The European Commission revealed at Monday night’s (15 July) Fish Council talks in Brussels that they will quickly implement sanctions unless the Faroese cease fishing for herring and bring forward a suitable plan for sustainable fishing of the stock. The Commission also confirmed they will now bring forward similar measures against Iceland on mackerel, which it says will be outlined to Member States in due course.
Earlier this year the Faroes stepped outside the long standing agreed management arrangement for the herring stock and set a quota share more than three times larger than their traditional share (from 31,940t to 105,000t). In response to this massive unilateral quota increase, the Marine Stewardship Council recently suspended the MSC eco-label certificate for the Faroese Atlantic herring fishery.
Ian Gatt, chief executive of the Scottish Pelagic Fishermen’s Association said: “This is welcome news and we are pleased the EC has given its commitment to deliver firm action. The irresponsible behaviour of both Faroes and Iceland in their over-fishing of key stocks cannot be allowed to continue. Their actions are threatening the sustainability of important herring and mackerel fisheries, as well as the livelihoods of fishing communities in northern Europe.
“Hopefully, this new action announced by the EC will provide the spur for both Iceland and the Faroes to return to the negotiating table and so that we can reach a fair and equitable deal.”
Irish Fisheries Minister, Simon Coveney said: “I called for and secured the agreement of Commissioner Damanaki that the EU will immediately prepare for trade restrictions against Iceland and the Faroe Islands. I received strong support from many Member States including the UK, France, Spain, Portugal, the Netherlands. Both Iceland and the Faroes have repeatedly refused to engage in any meaningful negotiations with the EU and Norway over the past five years. This is simply unacceptable as they are now fishing over 50 per cent of the scientifically recommended catch level for mackerel. I am pleased that the Commissioner and most Member States supported moving quickly during this fishing season to take strong and decisive measures. We have been left with no choice and must act against these countries being rewarded by their unsustainable and irresponsible behaviour.
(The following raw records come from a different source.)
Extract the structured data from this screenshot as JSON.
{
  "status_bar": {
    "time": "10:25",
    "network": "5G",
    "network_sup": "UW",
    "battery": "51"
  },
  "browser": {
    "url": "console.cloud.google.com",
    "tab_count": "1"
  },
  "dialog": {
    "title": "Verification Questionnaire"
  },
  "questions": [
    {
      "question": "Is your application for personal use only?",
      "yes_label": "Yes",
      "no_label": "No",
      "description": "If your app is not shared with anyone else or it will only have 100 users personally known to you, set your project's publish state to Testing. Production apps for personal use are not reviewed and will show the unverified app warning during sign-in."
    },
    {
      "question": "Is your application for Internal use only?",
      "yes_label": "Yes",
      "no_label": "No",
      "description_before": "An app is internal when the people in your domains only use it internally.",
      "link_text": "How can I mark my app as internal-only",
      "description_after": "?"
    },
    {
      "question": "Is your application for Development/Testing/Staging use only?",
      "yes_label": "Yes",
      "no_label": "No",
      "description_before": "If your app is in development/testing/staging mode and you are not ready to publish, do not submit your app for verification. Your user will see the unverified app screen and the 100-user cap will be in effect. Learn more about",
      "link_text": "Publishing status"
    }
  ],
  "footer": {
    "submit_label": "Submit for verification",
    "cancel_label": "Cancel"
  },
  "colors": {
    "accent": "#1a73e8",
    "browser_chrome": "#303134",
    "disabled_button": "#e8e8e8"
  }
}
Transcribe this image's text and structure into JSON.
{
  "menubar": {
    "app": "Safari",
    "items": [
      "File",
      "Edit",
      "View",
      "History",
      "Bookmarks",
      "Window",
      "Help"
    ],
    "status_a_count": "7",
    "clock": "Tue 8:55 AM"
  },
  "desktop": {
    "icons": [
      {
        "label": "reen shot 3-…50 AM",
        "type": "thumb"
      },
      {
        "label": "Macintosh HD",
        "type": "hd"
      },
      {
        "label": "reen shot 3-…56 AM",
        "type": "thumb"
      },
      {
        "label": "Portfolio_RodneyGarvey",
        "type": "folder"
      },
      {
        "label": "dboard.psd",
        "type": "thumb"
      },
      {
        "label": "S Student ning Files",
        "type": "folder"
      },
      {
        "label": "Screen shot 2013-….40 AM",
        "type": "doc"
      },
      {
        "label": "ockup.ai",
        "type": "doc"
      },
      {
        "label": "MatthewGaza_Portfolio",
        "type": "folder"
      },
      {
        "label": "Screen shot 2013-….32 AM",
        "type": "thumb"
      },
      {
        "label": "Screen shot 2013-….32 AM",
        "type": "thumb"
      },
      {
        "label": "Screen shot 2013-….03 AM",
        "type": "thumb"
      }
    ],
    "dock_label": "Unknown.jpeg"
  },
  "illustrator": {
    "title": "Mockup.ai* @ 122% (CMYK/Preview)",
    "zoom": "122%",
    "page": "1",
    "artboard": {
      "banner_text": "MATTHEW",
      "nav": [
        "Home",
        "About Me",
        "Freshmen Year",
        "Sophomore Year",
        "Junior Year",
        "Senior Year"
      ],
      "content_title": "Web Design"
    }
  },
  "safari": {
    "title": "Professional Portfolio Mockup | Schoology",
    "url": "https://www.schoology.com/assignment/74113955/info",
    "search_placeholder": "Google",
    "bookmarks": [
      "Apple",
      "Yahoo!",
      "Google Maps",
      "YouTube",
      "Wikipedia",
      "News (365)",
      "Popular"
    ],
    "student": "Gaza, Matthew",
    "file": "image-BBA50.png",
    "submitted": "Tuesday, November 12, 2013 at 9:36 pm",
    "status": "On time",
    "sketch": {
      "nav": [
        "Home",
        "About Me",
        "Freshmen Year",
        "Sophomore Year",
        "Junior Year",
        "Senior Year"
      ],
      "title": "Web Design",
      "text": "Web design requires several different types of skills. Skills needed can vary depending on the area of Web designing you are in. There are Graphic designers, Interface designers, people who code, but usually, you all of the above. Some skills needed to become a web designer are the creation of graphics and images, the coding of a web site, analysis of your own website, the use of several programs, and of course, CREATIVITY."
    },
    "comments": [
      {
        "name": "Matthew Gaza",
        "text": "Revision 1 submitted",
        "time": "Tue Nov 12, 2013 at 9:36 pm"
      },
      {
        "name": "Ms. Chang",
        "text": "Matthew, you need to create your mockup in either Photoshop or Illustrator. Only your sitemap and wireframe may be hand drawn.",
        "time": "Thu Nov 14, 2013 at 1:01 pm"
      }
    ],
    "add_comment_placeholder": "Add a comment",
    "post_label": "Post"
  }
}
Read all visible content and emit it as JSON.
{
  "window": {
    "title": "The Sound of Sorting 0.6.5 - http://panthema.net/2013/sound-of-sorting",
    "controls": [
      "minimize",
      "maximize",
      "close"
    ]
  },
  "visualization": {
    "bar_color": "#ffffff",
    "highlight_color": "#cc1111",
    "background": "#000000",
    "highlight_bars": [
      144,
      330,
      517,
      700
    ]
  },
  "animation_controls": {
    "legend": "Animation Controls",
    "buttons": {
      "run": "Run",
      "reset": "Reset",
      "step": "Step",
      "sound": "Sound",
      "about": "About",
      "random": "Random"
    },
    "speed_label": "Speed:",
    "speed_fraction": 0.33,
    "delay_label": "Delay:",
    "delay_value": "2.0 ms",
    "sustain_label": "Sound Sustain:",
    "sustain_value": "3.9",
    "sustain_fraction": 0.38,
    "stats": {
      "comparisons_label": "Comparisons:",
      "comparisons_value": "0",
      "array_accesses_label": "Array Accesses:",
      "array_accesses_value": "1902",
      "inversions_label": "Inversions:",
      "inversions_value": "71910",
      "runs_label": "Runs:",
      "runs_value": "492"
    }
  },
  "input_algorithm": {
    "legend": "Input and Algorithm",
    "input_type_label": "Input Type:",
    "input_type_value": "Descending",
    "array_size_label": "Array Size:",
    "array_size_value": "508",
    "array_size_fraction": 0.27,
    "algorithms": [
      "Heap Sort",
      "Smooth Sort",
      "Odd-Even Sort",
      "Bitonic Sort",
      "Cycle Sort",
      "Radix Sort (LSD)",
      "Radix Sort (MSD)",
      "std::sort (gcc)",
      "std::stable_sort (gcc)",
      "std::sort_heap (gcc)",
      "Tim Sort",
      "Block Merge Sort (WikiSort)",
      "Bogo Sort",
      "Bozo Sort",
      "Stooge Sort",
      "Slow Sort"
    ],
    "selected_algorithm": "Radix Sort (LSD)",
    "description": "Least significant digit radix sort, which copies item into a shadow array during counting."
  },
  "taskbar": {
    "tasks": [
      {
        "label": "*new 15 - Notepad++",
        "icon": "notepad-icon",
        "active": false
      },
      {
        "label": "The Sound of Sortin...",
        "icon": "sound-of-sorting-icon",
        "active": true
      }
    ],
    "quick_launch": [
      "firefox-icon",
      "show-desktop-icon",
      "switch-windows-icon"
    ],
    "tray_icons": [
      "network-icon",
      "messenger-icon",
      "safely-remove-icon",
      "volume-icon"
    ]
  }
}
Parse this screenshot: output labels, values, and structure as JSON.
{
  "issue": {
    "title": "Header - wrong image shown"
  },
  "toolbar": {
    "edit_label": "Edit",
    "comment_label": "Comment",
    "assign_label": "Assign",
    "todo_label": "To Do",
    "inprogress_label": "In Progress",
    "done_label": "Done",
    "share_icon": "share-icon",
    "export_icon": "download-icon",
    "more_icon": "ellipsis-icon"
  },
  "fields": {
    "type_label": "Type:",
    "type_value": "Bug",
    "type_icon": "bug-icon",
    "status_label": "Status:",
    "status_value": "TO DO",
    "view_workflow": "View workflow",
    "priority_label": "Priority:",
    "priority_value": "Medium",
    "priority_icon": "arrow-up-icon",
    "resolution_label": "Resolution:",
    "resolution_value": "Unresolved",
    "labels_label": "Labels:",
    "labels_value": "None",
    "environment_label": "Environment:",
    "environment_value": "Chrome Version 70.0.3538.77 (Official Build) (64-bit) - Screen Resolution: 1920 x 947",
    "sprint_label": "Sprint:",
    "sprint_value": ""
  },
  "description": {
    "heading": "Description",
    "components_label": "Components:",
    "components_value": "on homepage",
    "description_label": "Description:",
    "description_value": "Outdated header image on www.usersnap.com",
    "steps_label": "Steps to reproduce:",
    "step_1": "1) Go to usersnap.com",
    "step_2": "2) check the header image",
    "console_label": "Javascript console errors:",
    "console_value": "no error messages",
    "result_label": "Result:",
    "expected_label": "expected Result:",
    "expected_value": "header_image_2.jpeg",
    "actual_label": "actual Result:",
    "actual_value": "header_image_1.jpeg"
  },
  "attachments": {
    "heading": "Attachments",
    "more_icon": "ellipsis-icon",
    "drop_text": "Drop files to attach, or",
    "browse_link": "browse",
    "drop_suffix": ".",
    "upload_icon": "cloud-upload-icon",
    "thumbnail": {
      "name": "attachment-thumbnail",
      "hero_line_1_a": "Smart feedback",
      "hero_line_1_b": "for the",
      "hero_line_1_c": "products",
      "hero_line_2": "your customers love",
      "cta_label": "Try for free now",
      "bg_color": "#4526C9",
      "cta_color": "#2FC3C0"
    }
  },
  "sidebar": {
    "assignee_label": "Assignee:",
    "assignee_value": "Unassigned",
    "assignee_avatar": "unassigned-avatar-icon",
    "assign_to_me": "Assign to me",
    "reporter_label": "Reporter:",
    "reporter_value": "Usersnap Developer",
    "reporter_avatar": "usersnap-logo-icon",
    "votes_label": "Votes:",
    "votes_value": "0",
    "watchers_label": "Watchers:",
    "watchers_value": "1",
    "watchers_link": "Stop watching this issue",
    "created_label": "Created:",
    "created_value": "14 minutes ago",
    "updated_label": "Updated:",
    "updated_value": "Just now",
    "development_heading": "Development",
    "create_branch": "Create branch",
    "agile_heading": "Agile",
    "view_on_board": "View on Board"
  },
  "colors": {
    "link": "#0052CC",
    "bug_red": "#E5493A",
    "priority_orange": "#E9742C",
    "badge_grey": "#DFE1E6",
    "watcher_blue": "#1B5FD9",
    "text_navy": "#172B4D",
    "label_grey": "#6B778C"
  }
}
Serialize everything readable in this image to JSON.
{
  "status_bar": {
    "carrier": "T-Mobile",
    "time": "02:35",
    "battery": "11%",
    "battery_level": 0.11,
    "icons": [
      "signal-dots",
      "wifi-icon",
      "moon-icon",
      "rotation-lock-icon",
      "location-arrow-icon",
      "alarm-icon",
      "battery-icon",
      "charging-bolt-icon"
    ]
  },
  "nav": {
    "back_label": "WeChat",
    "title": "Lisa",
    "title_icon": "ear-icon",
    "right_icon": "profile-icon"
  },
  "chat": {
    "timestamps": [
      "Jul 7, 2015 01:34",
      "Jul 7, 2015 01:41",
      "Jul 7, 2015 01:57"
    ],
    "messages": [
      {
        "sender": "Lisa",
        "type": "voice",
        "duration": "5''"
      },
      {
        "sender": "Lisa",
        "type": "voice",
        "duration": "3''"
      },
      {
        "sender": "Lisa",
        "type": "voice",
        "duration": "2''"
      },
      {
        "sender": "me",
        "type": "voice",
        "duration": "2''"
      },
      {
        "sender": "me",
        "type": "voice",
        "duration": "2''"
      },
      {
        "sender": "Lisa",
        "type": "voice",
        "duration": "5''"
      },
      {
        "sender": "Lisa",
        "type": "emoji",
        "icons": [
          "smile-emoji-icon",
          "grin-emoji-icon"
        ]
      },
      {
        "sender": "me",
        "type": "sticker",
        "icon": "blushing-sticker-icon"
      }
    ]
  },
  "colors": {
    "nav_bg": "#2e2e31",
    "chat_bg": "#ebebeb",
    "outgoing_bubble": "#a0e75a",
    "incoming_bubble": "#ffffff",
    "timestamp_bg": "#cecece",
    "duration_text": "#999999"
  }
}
I regret that we have been forced to take this action but the continued absence of any meaningful attempt to negotiate by either country has left us with no alternative.”
For mackerel, Iceland has set an autonomous mackerel quota for 2013 of 123,000t or 22.7 per cent of the science based 2013 TAC (total allowable catch) while the Faroe Islands has set an autonomous mackerel quota of 159,000t or 29.3 per cent of the 2013 TAC. This means that in 2013 both countries will catch 52 per cent of the overall 2013 TAC, whereas only as recently as 2006 their joint share in the mackerel catches was just over five per cent.